→ Material provided:
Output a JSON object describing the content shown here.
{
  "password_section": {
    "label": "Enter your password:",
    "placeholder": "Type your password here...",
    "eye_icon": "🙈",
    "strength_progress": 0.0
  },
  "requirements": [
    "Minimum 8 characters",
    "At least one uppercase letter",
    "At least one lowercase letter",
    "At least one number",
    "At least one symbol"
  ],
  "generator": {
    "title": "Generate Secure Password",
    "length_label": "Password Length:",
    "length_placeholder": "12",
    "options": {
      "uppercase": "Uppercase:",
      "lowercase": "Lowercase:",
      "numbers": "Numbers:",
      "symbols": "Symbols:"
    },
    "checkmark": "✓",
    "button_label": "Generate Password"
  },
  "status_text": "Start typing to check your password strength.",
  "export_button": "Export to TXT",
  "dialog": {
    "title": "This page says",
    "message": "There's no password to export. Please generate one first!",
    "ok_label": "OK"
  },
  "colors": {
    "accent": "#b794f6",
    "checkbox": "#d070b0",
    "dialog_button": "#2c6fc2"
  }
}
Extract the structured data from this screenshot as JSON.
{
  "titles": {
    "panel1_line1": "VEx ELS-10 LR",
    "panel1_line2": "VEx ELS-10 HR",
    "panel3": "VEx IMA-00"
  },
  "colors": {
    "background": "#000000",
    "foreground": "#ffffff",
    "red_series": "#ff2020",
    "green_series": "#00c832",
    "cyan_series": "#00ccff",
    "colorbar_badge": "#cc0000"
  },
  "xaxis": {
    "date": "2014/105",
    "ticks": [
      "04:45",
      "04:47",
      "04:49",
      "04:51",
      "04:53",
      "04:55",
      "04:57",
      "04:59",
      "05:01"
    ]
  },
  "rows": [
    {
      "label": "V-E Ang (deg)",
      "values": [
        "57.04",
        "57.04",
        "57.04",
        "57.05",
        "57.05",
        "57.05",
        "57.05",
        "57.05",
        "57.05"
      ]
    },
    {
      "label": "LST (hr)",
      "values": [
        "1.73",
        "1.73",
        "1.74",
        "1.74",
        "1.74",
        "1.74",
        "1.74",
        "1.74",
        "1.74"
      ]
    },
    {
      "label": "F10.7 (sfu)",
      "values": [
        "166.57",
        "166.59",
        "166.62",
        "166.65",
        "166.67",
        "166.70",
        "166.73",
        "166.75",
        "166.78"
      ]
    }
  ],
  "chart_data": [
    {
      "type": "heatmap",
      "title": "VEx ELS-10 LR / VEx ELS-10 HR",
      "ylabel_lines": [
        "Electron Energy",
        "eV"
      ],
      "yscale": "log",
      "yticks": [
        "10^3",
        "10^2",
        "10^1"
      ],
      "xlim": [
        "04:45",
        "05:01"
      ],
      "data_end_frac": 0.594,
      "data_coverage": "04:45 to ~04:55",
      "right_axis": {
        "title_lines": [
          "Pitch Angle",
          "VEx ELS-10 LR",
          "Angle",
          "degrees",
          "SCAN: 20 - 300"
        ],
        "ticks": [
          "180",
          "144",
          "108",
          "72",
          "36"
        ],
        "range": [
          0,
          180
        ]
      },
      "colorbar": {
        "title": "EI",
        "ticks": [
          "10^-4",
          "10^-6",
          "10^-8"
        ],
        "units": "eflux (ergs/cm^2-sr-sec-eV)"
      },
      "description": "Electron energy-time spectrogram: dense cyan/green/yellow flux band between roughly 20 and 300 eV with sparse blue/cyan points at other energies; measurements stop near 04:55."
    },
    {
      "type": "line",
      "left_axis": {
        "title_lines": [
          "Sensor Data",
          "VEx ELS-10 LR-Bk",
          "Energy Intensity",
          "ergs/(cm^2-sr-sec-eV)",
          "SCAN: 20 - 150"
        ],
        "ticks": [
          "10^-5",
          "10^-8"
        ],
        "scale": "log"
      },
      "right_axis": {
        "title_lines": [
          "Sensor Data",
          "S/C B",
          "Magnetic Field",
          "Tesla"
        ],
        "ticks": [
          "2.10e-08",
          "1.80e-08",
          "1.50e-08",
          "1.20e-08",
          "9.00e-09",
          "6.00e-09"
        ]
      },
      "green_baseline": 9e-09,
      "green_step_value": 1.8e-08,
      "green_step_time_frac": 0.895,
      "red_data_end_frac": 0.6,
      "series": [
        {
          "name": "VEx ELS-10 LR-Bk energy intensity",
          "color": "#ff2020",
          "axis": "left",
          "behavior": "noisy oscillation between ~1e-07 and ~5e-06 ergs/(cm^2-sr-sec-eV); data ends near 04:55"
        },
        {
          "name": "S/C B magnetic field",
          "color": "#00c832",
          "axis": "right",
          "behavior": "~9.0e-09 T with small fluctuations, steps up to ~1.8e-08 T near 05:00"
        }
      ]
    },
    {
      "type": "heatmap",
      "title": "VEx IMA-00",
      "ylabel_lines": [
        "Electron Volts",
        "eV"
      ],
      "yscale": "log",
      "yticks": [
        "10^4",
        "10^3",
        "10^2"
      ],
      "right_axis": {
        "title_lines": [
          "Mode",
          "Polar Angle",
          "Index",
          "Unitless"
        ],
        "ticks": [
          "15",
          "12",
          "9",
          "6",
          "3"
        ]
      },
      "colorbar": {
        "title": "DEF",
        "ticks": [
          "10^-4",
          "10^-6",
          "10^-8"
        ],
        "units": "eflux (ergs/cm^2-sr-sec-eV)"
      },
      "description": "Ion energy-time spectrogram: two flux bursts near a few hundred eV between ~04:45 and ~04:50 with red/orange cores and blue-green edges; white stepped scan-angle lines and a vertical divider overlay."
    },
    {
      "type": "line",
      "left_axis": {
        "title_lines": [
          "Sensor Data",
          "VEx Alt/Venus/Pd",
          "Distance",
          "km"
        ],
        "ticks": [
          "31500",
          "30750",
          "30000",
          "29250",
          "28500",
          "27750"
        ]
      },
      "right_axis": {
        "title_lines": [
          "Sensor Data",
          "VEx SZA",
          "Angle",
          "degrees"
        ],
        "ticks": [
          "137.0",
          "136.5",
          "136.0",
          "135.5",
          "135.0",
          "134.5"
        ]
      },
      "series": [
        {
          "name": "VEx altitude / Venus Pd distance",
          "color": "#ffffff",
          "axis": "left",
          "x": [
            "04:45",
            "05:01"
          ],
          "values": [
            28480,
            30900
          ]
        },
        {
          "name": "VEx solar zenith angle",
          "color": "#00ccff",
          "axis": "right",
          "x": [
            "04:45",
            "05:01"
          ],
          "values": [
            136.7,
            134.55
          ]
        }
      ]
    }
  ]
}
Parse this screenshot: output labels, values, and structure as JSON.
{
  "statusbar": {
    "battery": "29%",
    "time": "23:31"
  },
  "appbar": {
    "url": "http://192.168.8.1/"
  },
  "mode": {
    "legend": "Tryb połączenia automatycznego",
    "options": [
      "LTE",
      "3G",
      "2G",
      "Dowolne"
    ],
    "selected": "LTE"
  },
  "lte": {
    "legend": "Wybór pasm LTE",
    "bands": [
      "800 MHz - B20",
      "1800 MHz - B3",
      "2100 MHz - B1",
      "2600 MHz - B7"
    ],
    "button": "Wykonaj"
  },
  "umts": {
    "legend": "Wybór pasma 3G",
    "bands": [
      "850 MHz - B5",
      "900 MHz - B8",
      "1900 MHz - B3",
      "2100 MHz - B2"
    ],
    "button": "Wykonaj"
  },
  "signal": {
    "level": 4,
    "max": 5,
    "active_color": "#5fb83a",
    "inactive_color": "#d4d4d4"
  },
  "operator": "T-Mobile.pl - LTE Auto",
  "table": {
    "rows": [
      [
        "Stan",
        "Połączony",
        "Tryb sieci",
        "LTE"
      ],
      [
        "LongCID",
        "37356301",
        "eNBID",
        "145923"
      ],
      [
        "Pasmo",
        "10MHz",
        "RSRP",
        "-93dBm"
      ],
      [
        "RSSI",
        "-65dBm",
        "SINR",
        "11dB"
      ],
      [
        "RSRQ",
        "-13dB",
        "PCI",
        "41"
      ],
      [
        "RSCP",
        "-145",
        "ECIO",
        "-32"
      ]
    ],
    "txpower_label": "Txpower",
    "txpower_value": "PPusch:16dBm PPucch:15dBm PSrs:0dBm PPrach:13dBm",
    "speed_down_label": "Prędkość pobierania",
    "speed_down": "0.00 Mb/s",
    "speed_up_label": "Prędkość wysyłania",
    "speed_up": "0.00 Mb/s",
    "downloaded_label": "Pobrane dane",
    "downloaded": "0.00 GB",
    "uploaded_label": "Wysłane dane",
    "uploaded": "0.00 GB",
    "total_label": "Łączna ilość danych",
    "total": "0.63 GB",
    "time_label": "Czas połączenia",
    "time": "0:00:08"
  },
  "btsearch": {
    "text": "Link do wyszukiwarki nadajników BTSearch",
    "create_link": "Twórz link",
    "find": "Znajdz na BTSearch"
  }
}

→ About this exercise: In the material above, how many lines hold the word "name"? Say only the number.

→ Response to the exercise: 4